Stress can manifest itself in many ways. When you’re under stress, you feel emotionally- and physically-overdrawn, weak, and out of control. What’s more, it can feel mentally and physically impossible to escape the cycle of anxiety that stress traps you in. When you sense yourself getting ensnared in a vicious, self-propagating cycle of stress, how can you free yourself from it? Especially when free time feels more and more like an antique luxury and less and less like a natural, healthy part of everyday life? Read.
What Reading Does
These days, it’s easy to get lost in Netflix and social media, and easy to forget why we read, and why humans have evolved to so passionately use written communication. But we shouldn’t be so quick to abandon our bookshelves: television, music, and movies are no replacement for the immersive act of reading. Reading—whether books, magazines, articles, or newspapers—activates pathways in our brains that allow us to absorb and comprehend information in meaningful, significant ways.
Reading is relaxing, enjoyable, and solitary. It gives us a choice to be alone not only with our own thoughts but with someone else’s. A study from Mindlab indicates that reading, even for a few minutes can reduce stress levels by 68%. Neuropsychologist Dr. David Lewis says “Losing yourself in a book is the ultimate relaxation. This is particularly poignant in uncertain economic times when we are all craving a certain amount of escapism. It really doesn’t matter what book you read, by losing yourself in a thoroughly engrossing book you can escape from the worries and stresses of the everyday world and spend a while exploring the domain of the author’s imagination.” Read more here. (http://www.telegraph.co.uk/news/health/news/5070874/Reading-can-help-reduce-stress.html)
According to Maryanne Wolf, “when you read, you have more time to think.
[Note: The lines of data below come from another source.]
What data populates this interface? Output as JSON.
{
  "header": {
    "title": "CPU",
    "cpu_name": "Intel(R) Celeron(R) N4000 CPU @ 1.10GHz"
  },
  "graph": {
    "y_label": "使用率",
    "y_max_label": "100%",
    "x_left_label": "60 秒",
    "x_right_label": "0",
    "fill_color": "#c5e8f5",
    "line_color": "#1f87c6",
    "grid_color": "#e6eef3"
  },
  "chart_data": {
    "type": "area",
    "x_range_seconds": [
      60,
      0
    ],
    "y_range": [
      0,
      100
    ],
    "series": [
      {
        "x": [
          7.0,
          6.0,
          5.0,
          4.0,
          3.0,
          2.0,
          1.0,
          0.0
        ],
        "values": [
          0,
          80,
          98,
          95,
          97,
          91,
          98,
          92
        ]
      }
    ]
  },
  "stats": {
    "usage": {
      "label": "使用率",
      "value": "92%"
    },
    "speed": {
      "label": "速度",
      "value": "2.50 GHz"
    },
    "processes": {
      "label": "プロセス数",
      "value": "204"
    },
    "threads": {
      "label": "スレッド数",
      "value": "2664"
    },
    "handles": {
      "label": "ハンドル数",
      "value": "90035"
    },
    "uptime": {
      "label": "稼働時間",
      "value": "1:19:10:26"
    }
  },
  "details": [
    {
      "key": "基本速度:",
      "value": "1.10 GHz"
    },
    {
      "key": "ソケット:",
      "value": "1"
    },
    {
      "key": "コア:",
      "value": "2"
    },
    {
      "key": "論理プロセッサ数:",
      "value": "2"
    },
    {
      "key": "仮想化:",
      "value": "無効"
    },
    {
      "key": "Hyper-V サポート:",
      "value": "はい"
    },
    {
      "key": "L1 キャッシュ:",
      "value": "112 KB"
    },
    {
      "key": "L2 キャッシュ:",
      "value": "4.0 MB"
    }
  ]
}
Reading gives you a unique pause button for comprehension and insight. By and large, with oral language—when you watch a film or listen to a tape—you don’t press pause.” Wolf is the author of Proust and the Squid: The Story and Science of the Reading Brain.
Reading can even improve the way our brains work. Reading longer works, like novels, can improve brain function and enhance brain connectivity, according to a study published in Brain Connectivity. The study’s researchers determined that by reading a novel, participants were able to improve mental function and increase their empathy for others. Being able to empathize with other people allows us to manage our own stress levels better. (More here: https://www.psychologytoday.com/blog/the-athletes-way/201401/reading-fiction-improves-brain-connectivity-and-function)
In the study, participants indicated that they “[loved] being exposed to ideas and being able to experience so many times, places, and events,” and one individual said “I look at it as a mind stimulant, and it is relaxing.” Others expressed the pleasure of living vicariously through a character and having another “life of the mind.”
Professor Gregory S. Berns, who was the study’s lead author, said “Stories shape our lives and in some cases help define a person.” He added, “We want to understand how stories get into your brain, and what they do to it.”
It turns out that readers had better connectivity in key brain areas the following morning: areas correlated with language comprehension, sensations and movement. Being better equipped to deal with an onslaught of stimuli and becoming more compassionate are incredibly important tools to possess in order to combat stress.
It’s hard to imagine any better way to escape and cope with the stresses in life than by immersing yourself intelligently in other worlds and ideas. After all, we only have so much time to use our minds. Why limit the ways in which we use them? We should do everything we can to expand our forms of thought.
All it takes is a few minutes a day. Immerse yourself in a book. Instead of turning on the TV at the end of the day and being faced with a wall of personalities and unintelligible information and bad news, curl up with something different. You’ll be glad you did, and you’ll wake up the next day feeling alert, capable, and refreshed. You’ll look at life in the world in subtly different ways.
Some Great Things to Read
Don’t want to comb through bestseller lists? Not sure where to start? Try out some of these websites. They’re full of meaningful, thoughtful articles. If you’re feeling overwhelmed, over-stressed, and over-worked, this is a good place to start. Lose yourself in some fascinating information.
Brain Pickings (https://www.brainpickings.org/)
Packed with all kinds of carefully-researched articles on literature, life, psychology, and more, Brain Pickings is a website that aggregates and carefully curates content that makes you think.
Longreads is another aggregating / curating site; all their content comes from journals and online magazines, and takes a while to read. The articles on Longreads are highly-immersive and incredibly fascinating. They feature all kinds of nonfiction, essays, and more.
Don’t Only Read Online
The act of reading a physical book can’t really be replaced! Head to your local library. Libraries are incredibly relaxing places. There are few distractions. You could go to a coffee shop, but why not head out and find a book instead?
Just go to WorldCat (https://www.worldcat.org/libraries) and find your local library. Many libraries are open late on weekdays, and feature comfortable sitting areas, new magazine subscriptions, newspapers and periodicals, and—of course—books!